Read through the records. Copy each line that has the word "friends".

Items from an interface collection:
_ _ _ _ _ _ _
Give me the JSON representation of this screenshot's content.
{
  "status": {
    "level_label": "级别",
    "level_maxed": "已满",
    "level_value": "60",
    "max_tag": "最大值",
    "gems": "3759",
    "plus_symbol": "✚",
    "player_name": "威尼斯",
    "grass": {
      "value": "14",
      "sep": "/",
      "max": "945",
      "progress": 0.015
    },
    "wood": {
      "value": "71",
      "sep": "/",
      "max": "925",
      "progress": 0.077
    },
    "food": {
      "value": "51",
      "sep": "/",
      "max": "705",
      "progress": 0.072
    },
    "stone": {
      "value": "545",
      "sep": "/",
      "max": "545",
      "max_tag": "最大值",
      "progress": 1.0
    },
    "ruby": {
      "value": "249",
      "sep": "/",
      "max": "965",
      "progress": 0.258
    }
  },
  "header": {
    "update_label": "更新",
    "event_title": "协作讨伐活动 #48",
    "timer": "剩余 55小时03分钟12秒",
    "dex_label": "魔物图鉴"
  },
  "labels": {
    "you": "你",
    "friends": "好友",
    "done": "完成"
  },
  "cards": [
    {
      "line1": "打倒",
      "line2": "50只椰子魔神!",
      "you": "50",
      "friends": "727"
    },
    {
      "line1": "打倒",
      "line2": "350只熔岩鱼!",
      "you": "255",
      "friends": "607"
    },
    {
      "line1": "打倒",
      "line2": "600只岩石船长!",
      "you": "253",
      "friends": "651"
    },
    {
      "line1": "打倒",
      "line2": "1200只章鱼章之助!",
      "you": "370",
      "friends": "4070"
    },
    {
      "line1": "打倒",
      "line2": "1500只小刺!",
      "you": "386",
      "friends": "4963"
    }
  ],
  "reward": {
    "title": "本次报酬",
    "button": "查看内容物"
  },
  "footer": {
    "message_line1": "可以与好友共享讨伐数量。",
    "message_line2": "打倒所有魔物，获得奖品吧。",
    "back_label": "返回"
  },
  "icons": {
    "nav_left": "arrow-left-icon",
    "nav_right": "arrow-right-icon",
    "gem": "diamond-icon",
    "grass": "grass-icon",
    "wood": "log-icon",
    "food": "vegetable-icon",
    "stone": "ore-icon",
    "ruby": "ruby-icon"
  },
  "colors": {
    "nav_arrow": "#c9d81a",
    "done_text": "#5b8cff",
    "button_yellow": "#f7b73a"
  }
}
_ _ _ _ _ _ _
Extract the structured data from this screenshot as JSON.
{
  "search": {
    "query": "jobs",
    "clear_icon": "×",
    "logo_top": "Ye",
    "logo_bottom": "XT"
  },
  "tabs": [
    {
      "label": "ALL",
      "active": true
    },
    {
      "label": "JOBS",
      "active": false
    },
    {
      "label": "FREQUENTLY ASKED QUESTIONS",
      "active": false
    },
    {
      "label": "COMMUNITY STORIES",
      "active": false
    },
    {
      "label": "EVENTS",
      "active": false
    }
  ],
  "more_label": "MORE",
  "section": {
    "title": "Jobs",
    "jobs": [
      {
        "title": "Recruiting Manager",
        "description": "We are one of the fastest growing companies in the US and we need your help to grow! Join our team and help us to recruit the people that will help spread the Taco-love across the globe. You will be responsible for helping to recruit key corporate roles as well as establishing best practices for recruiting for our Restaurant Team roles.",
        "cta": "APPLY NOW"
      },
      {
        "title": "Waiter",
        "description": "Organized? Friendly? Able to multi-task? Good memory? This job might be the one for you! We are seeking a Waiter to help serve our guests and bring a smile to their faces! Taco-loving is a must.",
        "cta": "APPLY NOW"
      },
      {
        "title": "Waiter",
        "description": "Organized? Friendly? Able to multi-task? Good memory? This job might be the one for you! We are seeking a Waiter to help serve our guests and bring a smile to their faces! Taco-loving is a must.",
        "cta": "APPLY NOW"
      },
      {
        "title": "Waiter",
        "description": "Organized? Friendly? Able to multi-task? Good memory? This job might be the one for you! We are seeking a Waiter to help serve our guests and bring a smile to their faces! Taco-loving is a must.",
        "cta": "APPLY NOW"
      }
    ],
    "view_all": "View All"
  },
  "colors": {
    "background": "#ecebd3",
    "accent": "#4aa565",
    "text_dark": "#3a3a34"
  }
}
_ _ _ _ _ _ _
THE ANSWER:
    "friends": "好友",
      "friends": "727"
      "friends": "607"
      "friends": "651"
      "friends": "4070"
      "friends": "4963"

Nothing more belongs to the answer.